Shoukry also participated, alongside other Arab foreign ministers, in funeral prayers on Saturday after Prince Saud’s death. Shoukry said: “The Egyptian people will never forget [Saud’s] remarkable support and assistance to Egypt and to the issues of the Arab peoples over the last four decades…the great Egyptian people will not forget his position in support of June 30,” referring to the 2013 Egyptian regime change.
President Abdel Fattah Al-Sisi’s administration owes much to the Saudi kingdom. After the overthrow of Muslim Brotherhood-affiliated president Mohamed Morsi, Egypt’s tumultuous economy was kept afloat with billions of dollars of GCC support, with Saudi Arabia the chief player leading the rally.

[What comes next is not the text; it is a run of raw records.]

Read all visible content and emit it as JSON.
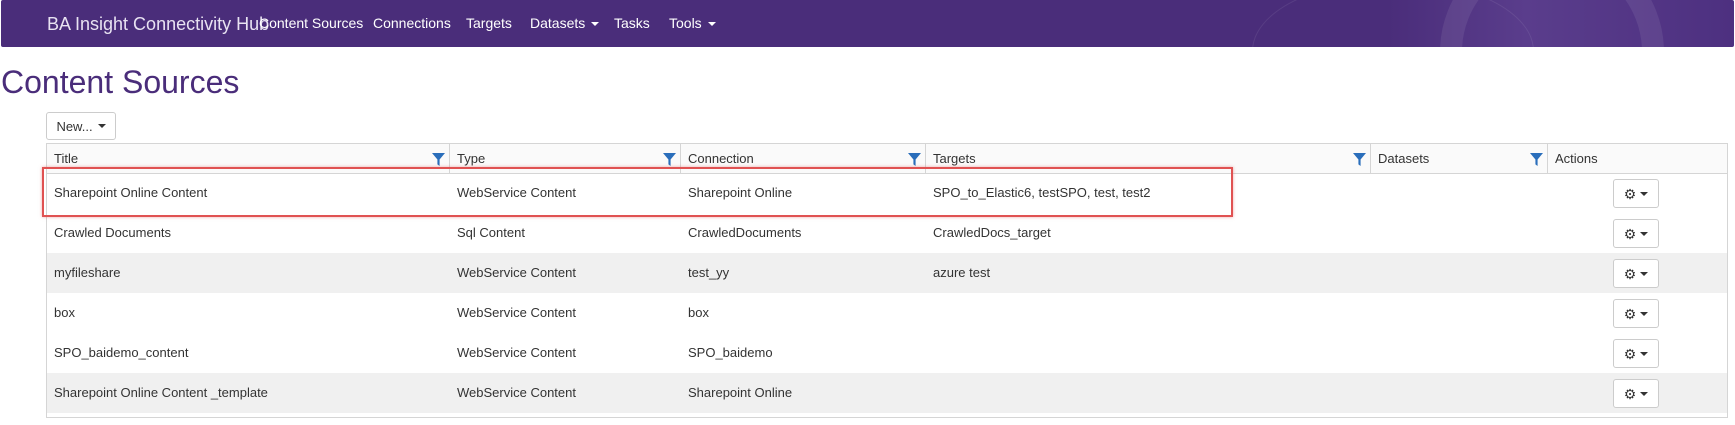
{
  "navbar": {
    "brand": "BA Insight Connectivity Hub",
    "items": [
      {
        "label": "Content Sources",
        "dropdown": false
      },
      {
        "label": "Connections",
        "dropdown": false
      },
      {
        "label": "Targets",
        "dropdown": false
      },
      {
        "label": "Datasets",
        "dropdown": true
      },
      {
        "label": "Tasks",
        "dropdown": false
      },
      {
        "label": "Tools",
        "dropdown": true
      }
    ]
  },
  "page": {
    "title": "Content Sources",
    "new_button_label": "New..."
  },
  "grid": {
    "columns": [
      "Title",
      "Type",
      "Connection",
      "Targets",
      "Datasets",
      "Actions"
    ],
    "rows": [
      {
        "title": "Sharepoint Online Content",
        "type": "WebService Content",
        "connection": "Sharepoint Online",
        "targets": "SPO_to_Elastic6, testSPO, test, test2",
        "datasets": ""
      },
      {
        "title": "Crawled Documents",
        "type": "Sql Content",
        "connection": "CrawledDocuments",
        "targets": "CrawledDocs_target",
        "datasets": ""
      },
      {
        "title": "myfileshare",
        "type": "WebService Content",
        "connection": "test_yy",
        "targets": "azure test",
        "datasets": ""
      },
      {
        "title": "box",
        "type": "WebService Content",
        "connection": "box",
        "targets": "",
        "datasets": ""
      },
      {
        "title": "SPO_baidemo_content",
        "type": "WebService Content",
        "connection": "SPO_baidemo",
        "targets": "",
        "datasets": ""
      },
      {
        "title": "Sharepoint Online Content _template",
        "type": "WebService Content",
        "connection": "Sharepoint Online",
        "targets": "",
        "datasets": ""
      }
    ]
  },
  "icons": {
    "filter": "filter-icon",
    "gear": "gear-icon",
    "caret": "caret-down-icon"
  },
  "colors": {
    "navbar": "#4a2d7a",
    "title": "#4a2d7a",
    "filter_icon": "#2a6ebb",
    "highlight": "#e05252",
    "row_alt": "#f0f0f0"
  }
}
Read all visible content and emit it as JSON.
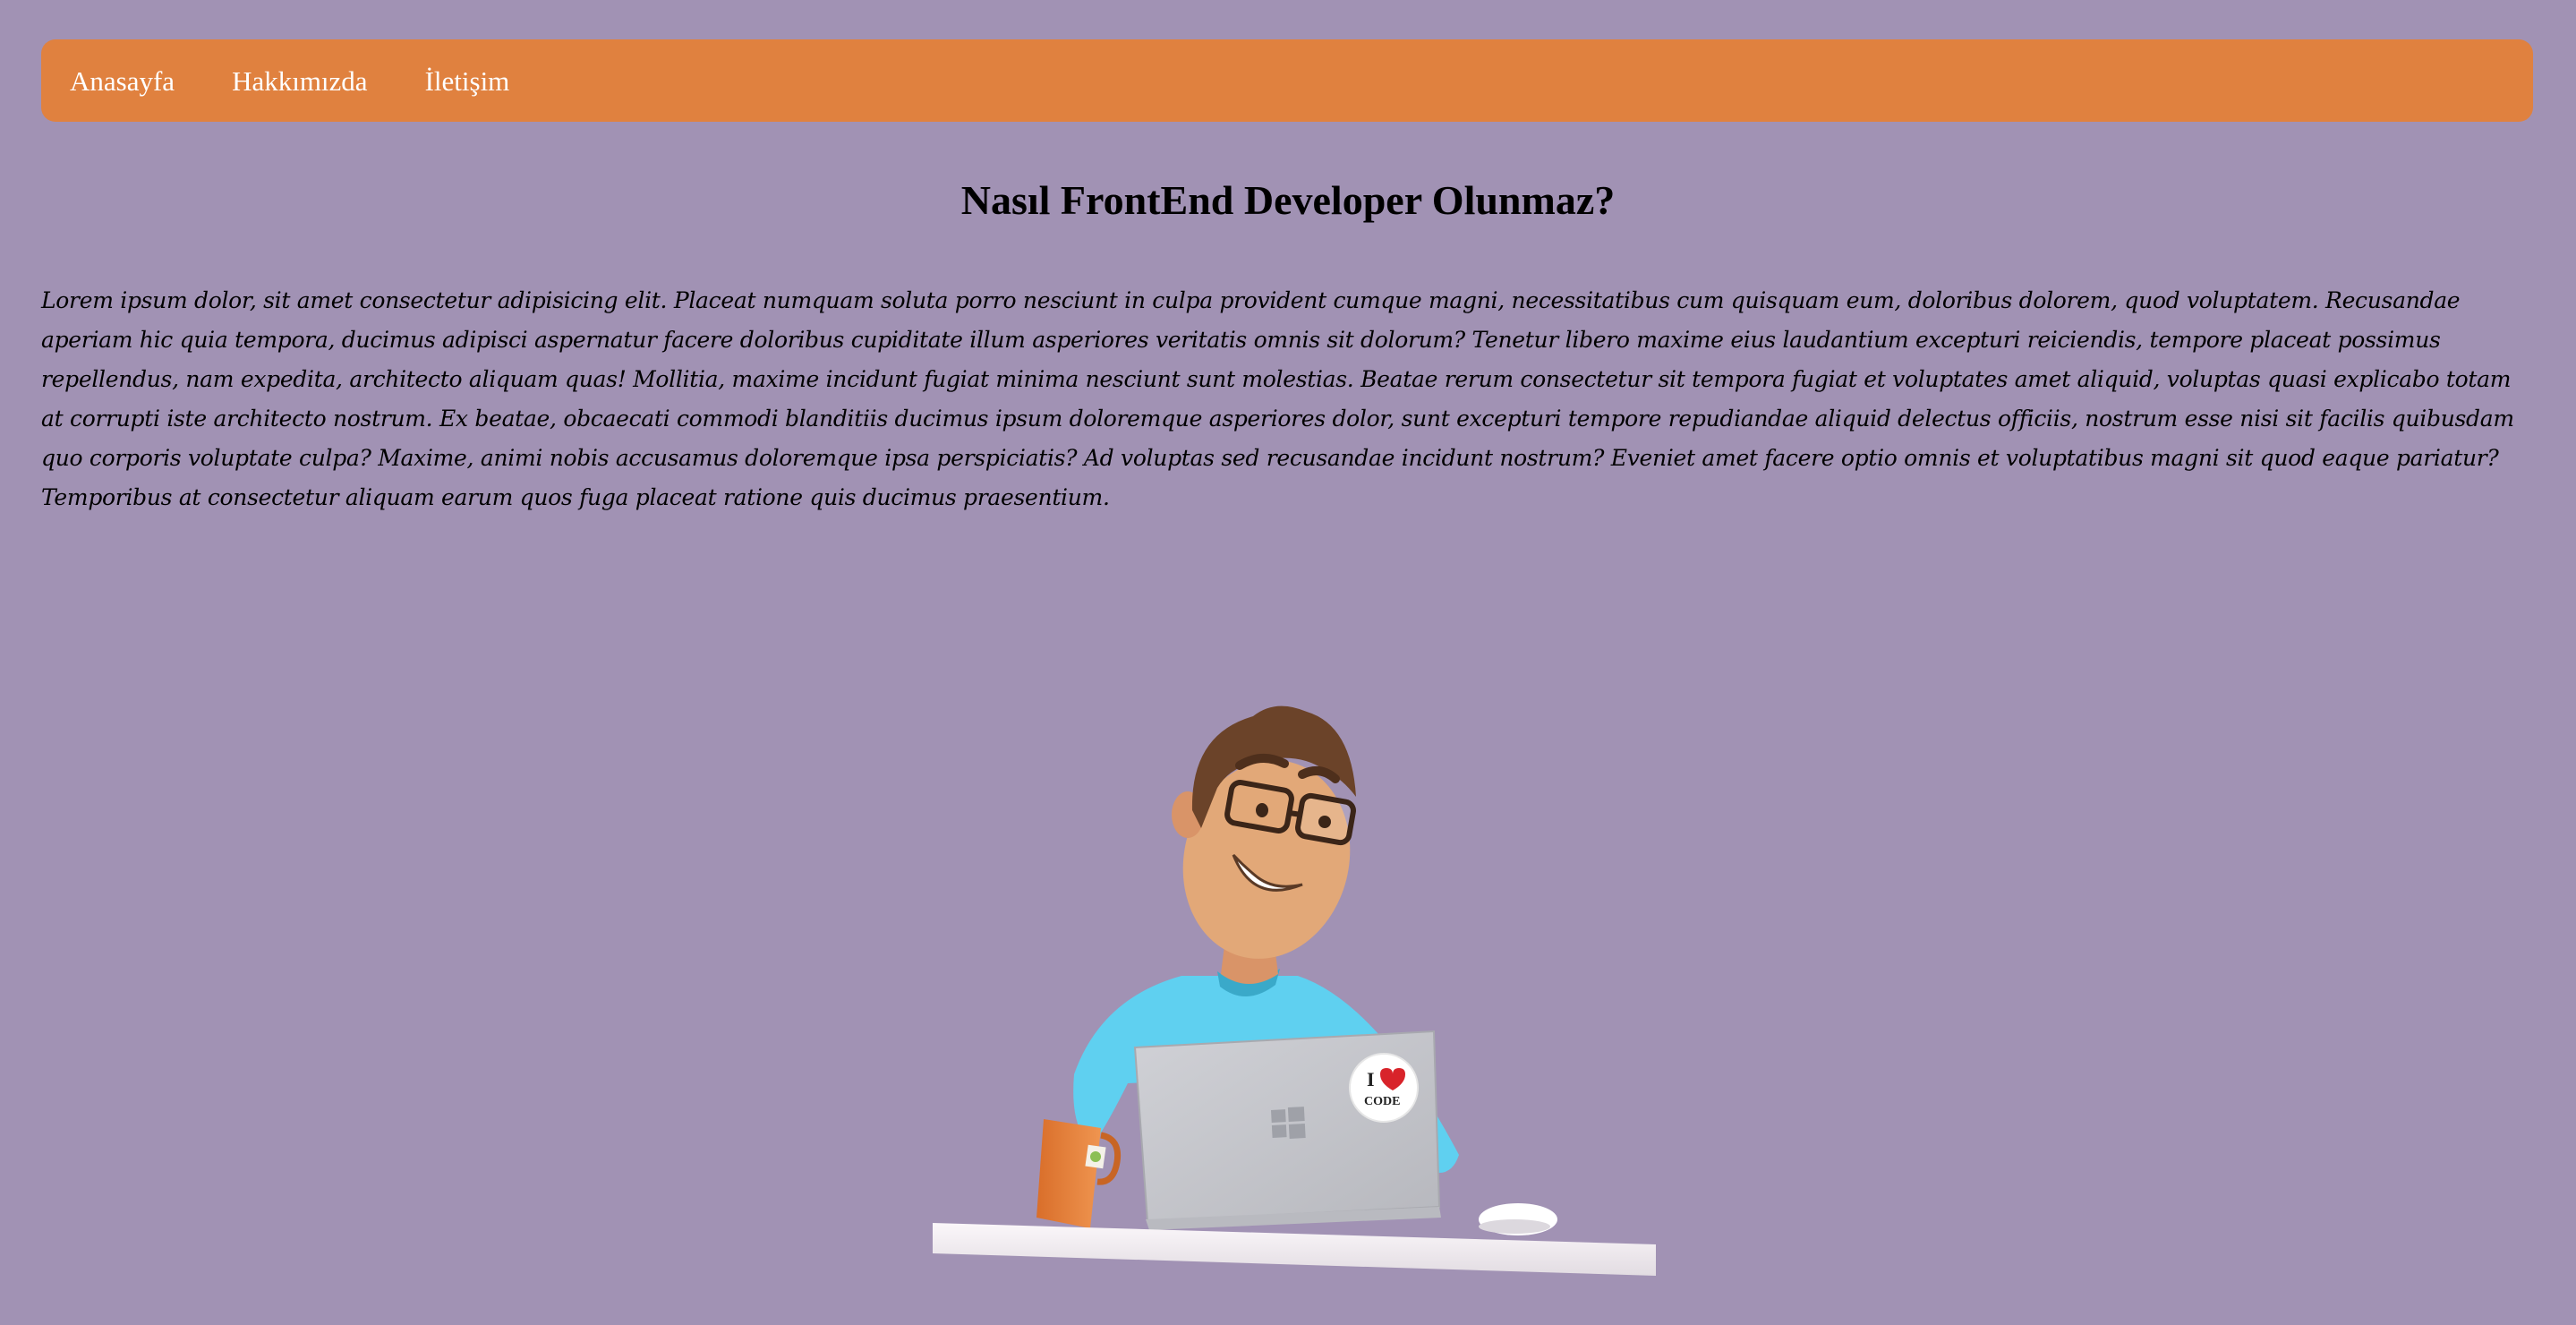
{
  "nav": {
    "items": [
      {
        "label": "Anasayfa"
      },
      {
        "label": "Hakkımızda"
      },
      {
        "label": "İletişim"
      }
    ]
  },
  "main": {
    "title": "Nasıl FrontEnd Developer Olunmaz?",
    "paragraph": "Lorem ipsum dolor, sit amet consectetur adipisicing elit. Placeat numquam soluta porro nesciunt in culpa provident cumque magni, necessitatibus cum quisquam eum, doloribus dolorem, quod voluptatem. Recusandae aperiam hic quia tempora, ducimus adipisci aspernatur facere doloribus cupiditate illum asperiores veritatis omnis sit dolorum? Tenetur libero maxime eius laudantium excepturi reiciendis, tempore placeat possimus repellendus, nam expedita, architecto aliquam quas! Mollitia, maxime incidunt fugiat minima nesciunt sunt molestias. Beatae rerum consectetur sit tempora fugiat et voluptates amet aliquid, voluptas quasi explicabo totam at corrupti iste architecto nostrum. Ex beatae, obcaecati commodi blanditiis ducimus ipsum doloremque asperiores dolor, sunt excepturi tempore repudiandae aliquid delectus officiis, nostrum esse nisi sit facilis quibusdam quo corporis voluptate culpa? Maxime, animi nobis accusamus doloremque ipsa perspiciatis? Ad voluptas sed recusandae incidunt nostrum? Eveniet amet facere optio omnis et voluptatibus magni sit quod eaque pariatur? Temporibus at consectetur aliquam earum quos fuga placeat ratione quis ducimus praesentium."
  },
  "illustration": {
    "sticker_text": "I ♥ CODE",
    "colors": {
      "background": "#a192b4",
      "navbar": "#e0813f",
      "shirt": "#5fd0f0",
      "laptop": "#c4c6cc",
      "skin": "#e2a878",
      "hair": "#6b4329",
      "mug": "#e07b35"
    }
  }
}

Two days after the bloody clearances of pro-Muslim Brotherhood sit-ins in August 2013 when over 600 protesters were killed by the security forces, King Abdullah came to the defence of Egypt’s military leadership. At the time, King Abdullah said: “The Kingdom of Saudi Arabia, its people and government stood and stands by today with its brothers in Egypt against terrorism.”
Saudi Arabia pledged $5bn in cash, deposits and oil products days after the Egyptian army returned to power in July 2013. Then, following Al-Sisi’s presidential victory, a conference of donor countries occurred to finance over $60bn worth of projects in Egypt.
Egypt is a member of the Saudi-led coalition fighting Shi’a Houthi rebels in war-torn Yemen since March, the coalition has continued to launch airstrikes across the country despite a UN-proposed truce for June. The UN reported that over 21 million people in Yemen require humanitarian assistance because of the conflict, around 80% of the population. In January, after the death of Salman’s predecessor King Abdullah, Al-Sisi instated an unprecedented seven days of national mourning.
Later, in June, a vast tranche of cables from the Saudi Arabian foreign ministry were leaked online that showed the country offered Egypt’s Muslim Brotherhood government in 2012 some $10bn to release ousted president Hosni Mubarak.
However, Prince Saud had also at times rebuked Egypt. During an Arab League meeting in March this year, he objected to President Al-Sisi’s decision to allow a letter from Russian President Vladimir Putin to be read out. In the letter, President Putin said he would support peaceful resolutions to problems in the Arab world “without external influence”. However, the Saudi Foreign Minister said Russian President Vladimir Putin spoke of the Syrian tragedy while being “an essential part of the tragedies” by arming the Syrian regime’s army “above and beyond what it needs”.